The Details

Getting there

Getting to Boulder has never been easier. Denver International Airport has blossomed into a world-class international airport with an abundance of airline options flying to the Rocky Mountain state. From there, it’s easy to either hop on the bus (Route: AB) that travels directly to downtown Boulder and outlying areas, UBER, or rent a car. 


There is all manner of lodging options, from the luxurious St. Julien Hotel & Spa or the historic Hotel Boulderado to less expensive options. This is a college town after all. For the adventure-minded, check out the A-Lodge just up Boulder Canyon from town, or AirBnB options are plentiful. 

Time of year

Colorado is home to incredible weather, and Boulder Valley is no exception. While devotees ride year-round, if you are looking for the best time to ride into the foothills, visit in June, after the spring mud and wind season passes and before the heat of summer kicks in. If you want to go even higher when the snow has vanished and the Aspen trees are golden, visit in late September into early October. You’ll also miss the high temps in the heart of the summer, which often comes with dust and, as of late, smoke from wildfires.

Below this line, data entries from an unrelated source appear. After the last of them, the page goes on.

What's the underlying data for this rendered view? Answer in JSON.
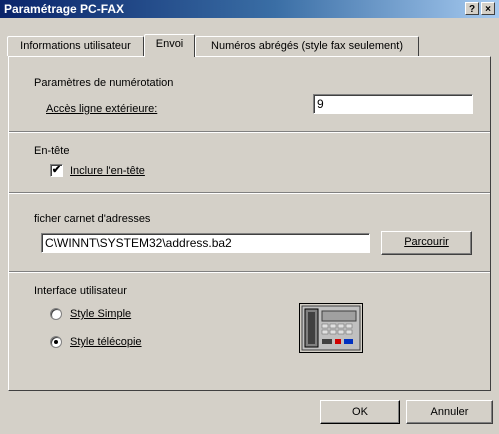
{
  "window": {
    "title": "Paramétrage PC-FAX",
    "help_button": "?",
    "close_button": "×"
  },
  "tabs": [
    {
      "label": "Informations utilisateur"
    },
    {
      "label": "Envoi"
    },
    {
      "label": "Numéros abrégés (style fax seulement)"
    }
  ],
  "dialing": {
    "group_label": "Paramètres de numérotation",
    "outside_line_label": "Accès ligne extérieure:",
    "outside_line_value": "9"
  },
  "header": {
    "group_label": "En-tête",
    "include_label": "Inclure l'en-tête",
    "include_checked": true
  },
  "address_book": {
    "group_label": "ficher carnet d'adresses",
    "path_value": "C\\WINNT\\SYSTEM32\\address.ba2",
    "browse_label": "Parcourir"
  },
  "ui": {
    "group_label": "Interface utilisateur",
    "options": [
      {
        "label": "Style Simple",
        "selected": false
      },
      {
        "label": "Style télécopie",
        "selected": true
      }
    ]
  },
  "footer": {
    "ok_label": "OK",
    "cancel_label": "Annuler"
  }
}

Key equipment

The best riding in Boulder involves going up—sometimes way up. Most of the climbs are a consistent gradient, and not overly steep. However, there are some steep pitches here and there, often on dirt, so low gearing is essential. Don’t forget, you’re also at elevation. Make sure your brakes and tires are in great condition for the rapid descents.

Speaking of tires: A gravel/all-road bike fitted with 32-35mm tires would be a great choice if you wanted to do a bit of everything. Depending on your penchant for adventure, you may want something much more voluminous—things can get chunky on the more rugged mining roads.

Recommended side trip

You are spoiled for choice. But if you want gorgeous scenery inside a national park, with dirt roads as a bonus, head toward Rocky Mountain National Park. Start in the town of Estes Park and ride up Old Fall River Road, to the Alpine Visitor Center (at 11,796 feet), then down Trail Ridge Road. You’ll never stop gawking.

Must-ride route

Ready for a big dumb ride? Of course you are. The Mosaic Monster is a route I created for my friends at Mosaic Bicycles. The hardest mile-for-mile ride in Boulder? You decide.


Must-do climbs (in no particular order)

  • Flagstaff Mountain (paved; iconic)

  • Sunshine Canyon (paved, then dirt; gorgeous)

  • Logan Mill Road (steep dirt, super quiet)

  • Rowena Trail (chunky mining road)

  • Four Mile Canyon to Gold Run (go to Gold Hill for pie at the general store)

  • Switzerland Trail (chunky, rugged jeep road)

  • Brainard Lake (high alpine lake on the edge of the Indian Peaks Wilderness Area)